The bus station in Santiago of Chile is one of those places where time is suspended between the heat and the coolness of the night. When from any bus appears a new face, this immediately triggers a sudden excitement, typical of those little tricks of daily living. The bus station is always a fork in the journey of endless choices. After a brief consultation to decide whether to continue the travel toward the green and southern Switzerland, toward Concepcion and the legendary University of Bio Bio, toward Puerto Montt and his project of sustainable city (district heating, heat pumps especially from Baumann technology and an innovative composting system for organic waste through the work of earthworms), we decided to turn our eyes toward the north to the Atacama Desert. We leave Santiago slowly, hampered by a colorful procession of malabaristas, street artists who protest against the ban to exercise their art in the streets of downtown Santiago. We meet to party and discuss in the typical Peñas, places where you can listen and dance some cuecas of Violeta Parra and Victor Jara’s ballads, perhaps accompanied by delicious empanadas, pastel de choclo with humitas and Chilean wine. The meeting is for the next day in front of La Moneda, the historic headquarter of the Chilean president. Place where you will find all the protests of the country, a symbol of the military coup that overthrew Allende in 1973 and led to the long dictatorship of Pinochet.

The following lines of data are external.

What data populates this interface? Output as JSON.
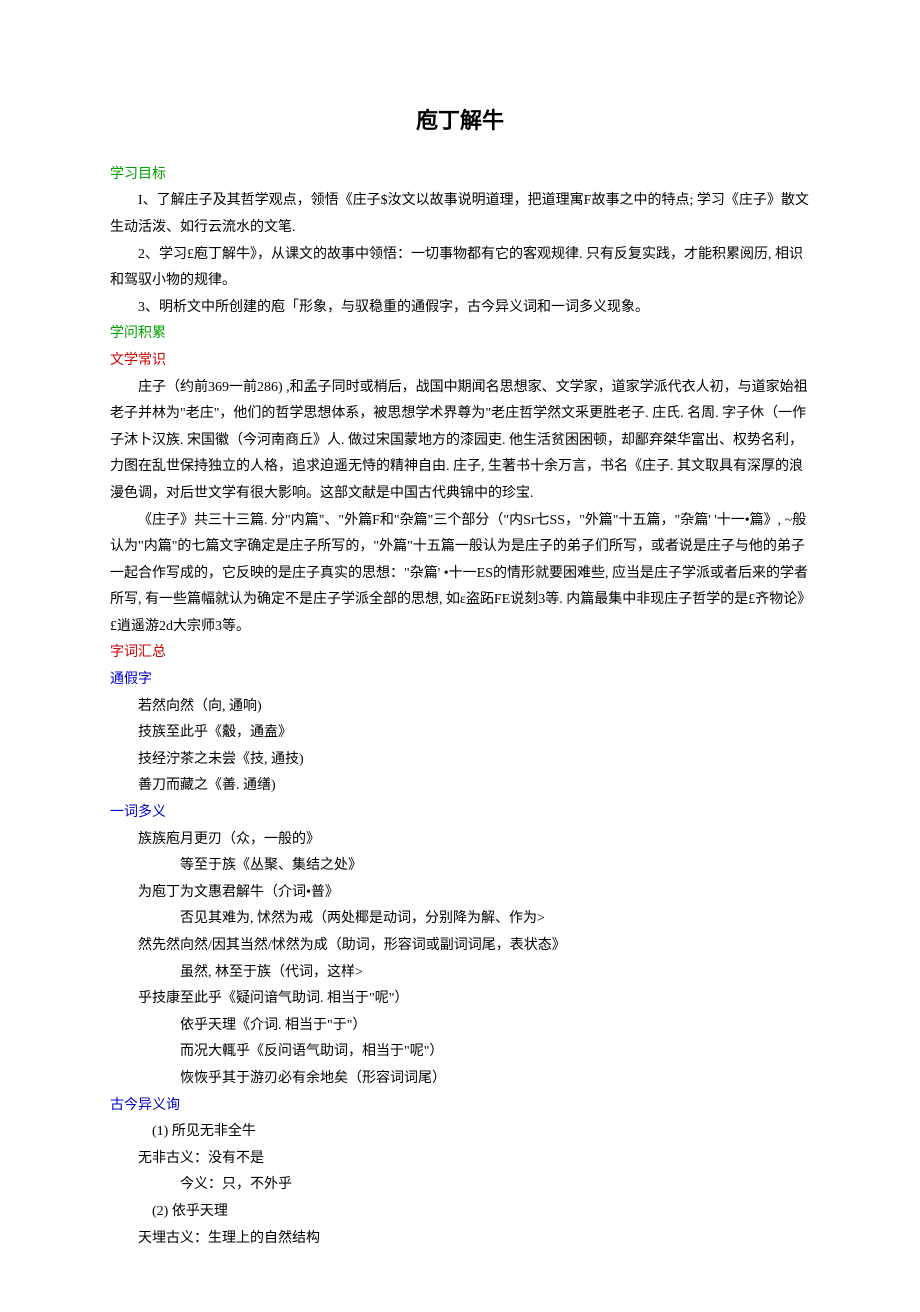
{
  "title": "庖丁解牛",
  "sec1_heading": "学习目标",
  "goals": {
    "g1": "I、了解庄子及其哲学观点，领悟《庄子$汝文以故事说明道理，把道理寓F故事之中的特点; 学习《庄子》散文生动活泼、如行云流水的文笔.",
    "g2": "2、学习£庖丁解牛》，从课文的故事中领悟：一切事物都有它的客观规律. 只有反复实践，才能积累阅历, 相识和驾驭小物的规律。",
    "g3": "3、明析文中所创建的庖「形象，与驭稳重的通假字，古今异义词和一词多义现象。"
  },
  "sec2_heading": "学问积累",
  "sec2_sub1": "文学常识",
  "literature": {
    "p1": "庄子（约前369一前286) ,和孟子同时或梢后，战国中期闻名思想家、文学家，道家学派代衣人初，与道家始祖老子并林为\"老庄\"，他们的哲学思想体系，被思想学术界尊为\"老庄哲学然文釆更胜老子. 庄氏. 名周. 字子休（一作子沐卜汉族. 宋国徽（今河南商丘》人. 做过宋国蒙地方的漆园吏. 他生活贫困困顿，却鄙弃桀华富出、权势名利，力图在乱世保持独立的人格，追求迫遥无恃的精神自由. 庄子, 生著书十余万言，书名《庄子.  其文取具有深厚的浪漫色调，对后世文学有很大影响。这部文献是中国古代典锦中的珍宝.",
    "p2": "《庄子》共三十三篇. 分\"内篇\"、\"外篇F和\"杂篇\"三个部分（\"内Sr七SS，\"外篇\"十五篇，\"杂篇' '十一•篇》, ~般认为\"内篇\"的七篇文字确定是庄子所写的，\"外篇\"十五篇一般认为是庄子的弟子们所写，或者说是庄子与他的弟子一起合作写成的，它反映的是庄子真实的思想：\"杂篇' •十一ES的情形就要困难些, 应当是庄子学派或者后来的学者所写, 有一些篇幅就认为确定不是庄子学派全部的思想, 如ε盗跖FE说刻3等. 内篇最集中非现庄子哲学的是£齐物论》£逍遥游2d大宗师3等。"
  },
  "sec2_sub2": "字词汇总",
  "sec_tongjia": "通假字",
  "tongjia": {
    "t1": "若然向然（向, 通响)",
    "t2": "技族至此乎《觳，通盍》",
    "t3": "技经泞茶之未尝《技, 通技)",
    "t4": "善刀而藏之《善. 通缮)"
  },
  "sec_yici": "一词多义",
  "yici": {
    "y1": "族族庖月更刃（众，一般的》",
    "y1b": "等至于族《丛聚、集结之处》",
    "y2": "为庖丁为文惠君解牛（介词•普》",
    "y2b": "否见其难为, 怵然为戒（两处椰是动词，分别降为解、作为>",
    "y3": "然先然向然/因其当然/怵然为成（助词，形容词或副词词尾，表状态》",
    "y3b": "虽然, 林至于族（代词，这样>",
    "y4": "乎技康至此乎《疑问谙气助词. 相当于\"呢\"）",
    "y4b": "依乎天理《介词. 相当于\"于\"）",
    "y4c": "而况大輒乎《反问语气助词，相当于\"呢\"）",
    "y4d": "恢恢乎其于游刃必有余地矣（形容词词尾）"
  },
  "sec_gujin": "古今异义询",
  "gujin": {
    "g1_num": "(1) 所见无非全牛",
    "g1_a": "无非古义：没有不是",
    "g1_b": "今义：只，不外乎",
    "g2_num": "(2) 依乎天理",
    "g2_a": "天埋古义：生理上的自然结构"
  }
}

From Valparaiso the Pan-American highway runs fast alongside the Pacific Ocean, the coast is interrupted by infrequent fishing villages, the coast is bent by the majestic power of the ocean. Distant to be seen, Easter Island lies at the mercy of the currents. In the bus we travel with a young Chilean family, a young woman with three small children, all beautiful. We talk about each other’s differences and we think, a gulf seems to divide us, but then we take a break for lunch on the road and they order a large plate of fries, which they call chorillana, with a huge glass of cola. The world nowadays is liquid, perhaps even more than predicted by Bauman at the dawn of the digital age.